News   /   Persian Gulf

UAE minister's call for new Metaverse law alarms activists

Omar Sultan al-Olama, the United Arab Emirates' minister for artificial intelligence

Human rights activists express concern that the United Arab Emirates might start applying strict laws to netizens’ attitude across the Metaverse, thus restricting the freedom of speech throughout the virtual domain.

The concerns were raised after remarks by Omar Sultan al-Olama, the UAE's minister for artificial intelligence, at the World Economic Forum in Davos, Switzerland, during which he warned against "cyber-murders."

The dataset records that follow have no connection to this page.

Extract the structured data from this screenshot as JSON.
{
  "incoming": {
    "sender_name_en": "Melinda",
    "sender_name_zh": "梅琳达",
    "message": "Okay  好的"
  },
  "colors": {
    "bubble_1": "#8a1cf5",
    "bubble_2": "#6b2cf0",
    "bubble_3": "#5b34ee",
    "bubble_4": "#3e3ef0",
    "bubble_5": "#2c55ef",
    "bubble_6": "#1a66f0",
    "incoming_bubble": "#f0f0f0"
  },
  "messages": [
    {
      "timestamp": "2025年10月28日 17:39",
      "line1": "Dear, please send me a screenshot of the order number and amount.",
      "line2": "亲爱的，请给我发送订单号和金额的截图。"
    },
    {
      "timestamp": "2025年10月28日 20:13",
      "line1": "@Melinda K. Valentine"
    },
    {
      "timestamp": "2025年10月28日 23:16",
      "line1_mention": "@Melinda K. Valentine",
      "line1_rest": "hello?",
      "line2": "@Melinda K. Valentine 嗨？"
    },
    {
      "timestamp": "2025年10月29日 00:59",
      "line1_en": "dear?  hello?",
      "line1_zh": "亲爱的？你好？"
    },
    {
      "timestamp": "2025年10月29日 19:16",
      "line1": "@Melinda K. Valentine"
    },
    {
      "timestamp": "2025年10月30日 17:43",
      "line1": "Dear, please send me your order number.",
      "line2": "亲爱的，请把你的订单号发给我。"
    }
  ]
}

"If I come into the Metaverse and it's a realistic world that we're talking about in the future, and I actually murder you, and you see it... it actually takes you to a certain extreme where you need to enforce aggressively across the world because everyone agrees that certain things are unacceptable," he added.

The Metaverse represents a highly interactive three-dimensional virtual world, which has come to revolutionize the gaming and virtual reality industries among other domains.

The remarks prompted human rights campaigners to wonder whether Abu Dhabi was seeking to extend the control it asserts across the real world, including by criminalizing dissent, to the virtual universe.

"The irony in that is that they (the UAE) use vague cyber-crime laws to sanction human rights defenders, and they want to use real laws to sanction Metaverse crimes," Lina al-Hathloul, the communications head of the Saudi human rights group ALQST, told the Middle East Eye (MEE) news and analysis website on Wednesday.

Olama's remarks exposed UAE duplicity, she said, adding, "They should first think about how they treat people in the real world and make sure that the cyber-crime laws are not used to prosecute human rights defenders. Human rights should be first applied in the real world".

Khalid Ibrahim, co-founder and executive director of the Persian Gulf Centre for Human Rights, likewise said the comments were hypocritical, as the UAE was calling for legislation against murder in the Metaverse, while jailing activists and placing them in harsh prison conditions.

"Legislations, such as the cyber-crime law, and other laws, are used to imprison activists," he told MEE. "In prison, they're really treated so badly, just because they called for a bit of respect, as well as civic and human rights of citizens," he added.

Hamad Alshamsi, executive director of the Emirates Detainees Advocacy Center, said, "The outlawing of the 'virtual murder' in the Metaverse will give the UAE the right to monitor the Metaverse world."

"The purpose of this statement is not to combat crime, but [is] an introduction to the censorship of Metaverses. They use spyware under the pretext of combating terrorism,” he added, saying, "They are obsessed with controlling and watching everything."

Press TV’s website can also be accessed at the following alternate addresses:

Press TV News Roku